● Exercise details
Among the entries below, how many lines hold "Search"? Only the number is wanted.

● Material shown
=== Begin Enclosure ===
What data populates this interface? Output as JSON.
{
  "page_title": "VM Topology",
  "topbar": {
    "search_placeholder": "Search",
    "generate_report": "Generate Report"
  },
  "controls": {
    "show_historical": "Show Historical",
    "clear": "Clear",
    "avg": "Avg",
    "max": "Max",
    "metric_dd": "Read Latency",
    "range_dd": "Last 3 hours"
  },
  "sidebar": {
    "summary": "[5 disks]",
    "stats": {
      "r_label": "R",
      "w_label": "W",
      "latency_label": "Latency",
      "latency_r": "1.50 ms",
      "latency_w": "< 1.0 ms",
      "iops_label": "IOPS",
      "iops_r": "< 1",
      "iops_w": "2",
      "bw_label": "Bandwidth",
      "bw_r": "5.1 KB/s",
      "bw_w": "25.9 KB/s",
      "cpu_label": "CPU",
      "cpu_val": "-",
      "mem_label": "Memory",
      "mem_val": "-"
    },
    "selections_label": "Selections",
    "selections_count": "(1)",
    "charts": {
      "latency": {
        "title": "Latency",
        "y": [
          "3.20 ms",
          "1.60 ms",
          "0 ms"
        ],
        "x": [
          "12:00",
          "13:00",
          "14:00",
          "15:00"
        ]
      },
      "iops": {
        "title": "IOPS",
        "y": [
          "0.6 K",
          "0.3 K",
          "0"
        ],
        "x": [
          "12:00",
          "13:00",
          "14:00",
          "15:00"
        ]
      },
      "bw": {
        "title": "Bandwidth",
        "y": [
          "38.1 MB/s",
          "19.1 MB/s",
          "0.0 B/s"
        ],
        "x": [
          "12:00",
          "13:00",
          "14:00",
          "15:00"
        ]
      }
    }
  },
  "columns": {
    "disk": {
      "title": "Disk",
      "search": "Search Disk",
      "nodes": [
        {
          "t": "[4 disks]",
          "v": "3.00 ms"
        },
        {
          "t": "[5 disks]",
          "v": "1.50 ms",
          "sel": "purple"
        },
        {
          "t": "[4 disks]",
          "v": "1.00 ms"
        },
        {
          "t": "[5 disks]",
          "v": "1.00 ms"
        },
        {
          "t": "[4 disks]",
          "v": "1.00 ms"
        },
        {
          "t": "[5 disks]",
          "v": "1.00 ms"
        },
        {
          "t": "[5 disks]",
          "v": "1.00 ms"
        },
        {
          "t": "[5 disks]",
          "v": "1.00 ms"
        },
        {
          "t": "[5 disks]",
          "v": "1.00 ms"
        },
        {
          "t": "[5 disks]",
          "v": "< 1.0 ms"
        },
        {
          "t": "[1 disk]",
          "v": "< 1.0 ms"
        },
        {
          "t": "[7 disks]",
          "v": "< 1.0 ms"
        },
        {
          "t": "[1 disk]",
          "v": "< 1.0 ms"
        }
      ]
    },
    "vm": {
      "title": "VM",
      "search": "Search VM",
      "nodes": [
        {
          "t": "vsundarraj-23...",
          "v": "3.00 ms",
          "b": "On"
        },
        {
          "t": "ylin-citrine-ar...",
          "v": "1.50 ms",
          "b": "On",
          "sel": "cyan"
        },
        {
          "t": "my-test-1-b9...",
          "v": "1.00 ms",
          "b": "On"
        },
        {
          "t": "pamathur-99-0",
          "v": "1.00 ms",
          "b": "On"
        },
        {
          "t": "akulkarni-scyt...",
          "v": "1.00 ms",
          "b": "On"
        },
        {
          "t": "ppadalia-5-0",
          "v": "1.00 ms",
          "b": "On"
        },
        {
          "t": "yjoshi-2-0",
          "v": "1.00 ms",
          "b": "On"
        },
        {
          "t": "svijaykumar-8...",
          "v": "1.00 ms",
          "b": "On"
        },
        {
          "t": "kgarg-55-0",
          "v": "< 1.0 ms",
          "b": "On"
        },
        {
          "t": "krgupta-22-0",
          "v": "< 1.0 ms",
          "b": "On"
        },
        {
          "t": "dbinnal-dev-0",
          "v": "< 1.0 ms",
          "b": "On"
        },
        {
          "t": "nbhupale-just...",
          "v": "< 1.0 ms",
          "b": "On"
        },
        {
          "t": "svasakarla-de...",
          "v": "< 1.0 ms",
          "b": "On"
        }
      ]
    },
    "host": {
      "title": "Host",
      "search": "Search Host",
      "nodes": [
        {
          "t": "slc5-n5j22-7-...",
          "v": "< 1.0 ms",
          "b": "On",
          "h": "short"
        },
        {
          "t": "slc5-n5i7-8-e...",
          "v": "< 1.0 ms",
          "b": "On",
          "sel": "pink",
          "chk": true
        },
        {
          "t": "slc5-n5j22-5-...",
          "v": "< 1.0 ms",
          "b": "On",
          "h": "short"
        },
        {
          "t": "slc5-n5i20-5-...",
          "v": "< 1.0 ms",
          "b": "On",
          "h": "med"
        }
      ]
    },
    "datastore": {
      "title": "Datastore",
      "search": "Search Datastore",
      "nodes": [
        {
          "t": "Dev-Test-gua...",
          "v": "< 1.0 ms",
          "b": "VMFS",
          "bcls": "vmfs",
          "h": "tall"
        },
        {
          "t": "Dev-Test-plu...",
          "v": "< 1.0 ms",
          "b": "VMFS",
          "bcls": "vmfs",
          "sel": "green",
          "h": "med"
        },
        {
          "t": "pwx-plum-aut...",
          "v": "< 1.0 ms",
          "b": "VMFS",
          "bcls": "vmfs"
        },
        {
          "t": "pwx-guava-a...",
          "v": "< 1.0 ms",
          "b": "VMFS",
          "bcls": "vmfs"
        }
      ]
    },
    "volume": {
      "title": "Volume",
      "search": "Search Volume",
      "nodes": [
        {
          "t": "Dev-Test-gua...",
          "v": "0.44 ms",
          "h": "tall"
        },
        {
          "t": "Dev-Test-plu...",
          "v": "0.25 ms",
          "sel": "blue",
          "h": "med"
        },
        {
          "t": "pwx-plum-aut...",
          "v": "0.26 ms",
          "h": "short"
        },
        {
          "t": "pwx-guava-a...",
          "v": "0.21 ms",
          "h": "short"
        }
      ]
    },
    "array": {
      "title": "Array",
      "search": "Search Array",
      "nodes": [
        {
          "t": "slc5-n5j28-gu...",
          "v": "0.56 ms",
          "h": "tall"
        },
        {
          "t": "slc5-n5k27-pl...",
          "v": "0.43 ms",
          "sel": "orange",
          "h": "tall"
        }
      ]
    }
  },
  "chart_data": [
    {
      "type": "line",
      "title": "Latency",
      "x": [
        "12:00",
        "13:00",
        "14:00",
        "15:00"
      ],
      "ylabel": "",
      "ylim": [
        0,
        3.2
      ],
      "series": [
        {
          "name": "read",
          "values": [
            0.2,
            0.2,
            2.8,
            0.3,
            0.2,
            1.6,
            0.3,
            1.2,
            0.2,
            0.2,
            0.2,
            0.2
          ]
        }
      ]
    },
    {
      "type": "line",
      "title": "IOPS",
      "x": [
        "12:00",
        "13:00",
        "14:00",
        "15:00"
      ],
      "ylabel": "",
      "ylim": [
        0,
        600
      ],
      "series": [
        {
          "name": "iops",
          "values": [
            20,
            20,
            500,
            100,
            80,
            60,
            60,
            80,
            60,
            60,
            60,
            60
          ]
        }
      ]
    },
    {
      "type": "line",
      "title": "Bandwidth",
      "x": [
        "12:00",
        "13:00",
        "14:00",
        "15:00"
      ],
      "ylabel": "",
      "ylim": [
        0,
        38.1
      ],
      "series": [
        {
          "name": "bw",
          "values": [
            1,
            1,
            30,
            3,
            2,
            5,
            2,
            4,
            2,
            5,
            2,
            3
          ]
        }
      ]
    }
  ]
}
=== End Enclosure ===
● Task solution
7